Chief Secretary John Lee Ka-chiu and Secretary for Constitutional and Mainland Affairs Erick Tsang Kwok-wai, meanwhile, inspected the progress being made in preparing the central counting station in Wan Chai.
“Voters are encouraged to cast their votes to make the election a success so that forces that aim to sabotage the election will not succeed,” Lee said.
Earlier on Thursday, state-owned media outlet People’s Daily singled out Democratic Party chairman Lo Kin-hei for criticism, accusing him of “hijacking” the leading opposition party and barring its members from running in the Sunday’s poll.
The newspaper said his allies had to be swept aside for the party to have a future.
Lau Siu-kai, vice-president of the semi-official think tank, the Chinese Association of Hong Kong and Macau Studies, said he believed that Beijing was further angered by a Democrats plan to discipline members who, acting in personal capacity, endorsed certain centrist candidates.
“Beijing wants to make it clear that it no longer holds any expectation on the Democratic Party, which used to be considered as a moderate grouping,” he said.
“The authorities hope it will not do anything more to discredit the electoral system – such as doing interviews with foreign media – in the run-up to the poll.”

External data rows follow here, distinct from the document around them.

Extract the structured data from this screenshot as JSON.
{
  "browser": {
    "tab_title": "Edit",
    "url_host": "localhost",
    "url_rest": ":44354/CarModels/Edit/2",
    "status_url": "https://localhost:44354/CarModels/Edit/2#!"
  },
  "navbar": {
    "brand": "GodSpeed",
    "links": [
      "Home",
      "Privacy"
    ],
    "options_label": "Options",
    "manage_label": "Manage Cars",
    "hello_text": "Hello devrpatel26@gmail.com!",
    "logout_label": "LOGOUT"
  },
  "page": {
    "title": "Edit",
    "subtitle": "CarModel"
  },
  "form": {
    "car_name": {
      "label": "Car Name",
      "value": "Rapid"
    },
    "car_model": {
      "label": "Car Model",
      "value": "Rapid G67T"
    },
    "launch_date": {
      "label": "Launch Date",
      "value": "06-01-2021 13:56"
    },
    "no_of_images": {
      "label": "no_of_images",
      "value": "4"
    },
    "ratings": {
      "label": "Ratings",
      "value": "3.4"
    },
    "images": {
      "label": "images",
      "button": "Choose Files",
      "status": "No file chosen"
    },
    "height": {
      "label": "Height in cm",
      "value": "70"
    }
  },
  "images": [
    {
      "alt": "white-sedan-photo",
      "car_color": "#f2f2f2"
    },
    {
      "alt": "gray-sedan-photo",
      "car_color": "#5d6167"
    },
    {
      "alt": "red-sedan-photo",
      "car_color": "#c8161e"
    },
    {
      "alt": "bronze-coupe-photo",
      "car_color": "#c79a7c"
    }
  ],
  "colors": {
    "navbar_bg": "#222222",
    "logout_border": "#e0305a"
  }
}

Meanwhile, former Hong Kong leader Leung Chun-ying pledged a HK$500,000 reward for those providing information about a mastermind said to be inciting people to undermine the election, following police suggestions of a figure operating in such a manner.
Separately, Legco president Leung sought to ease concerns over the display of the national flag in the main chamber in place of the city emblem.
Leung said it was part of preparatory work the legislature was undertaking for hosting the oath-taking ceremony following the election.
Rehearsals were under way, he added, although the legislature has yet to confirm the date of the ceremony with the chief executive, who will lead it.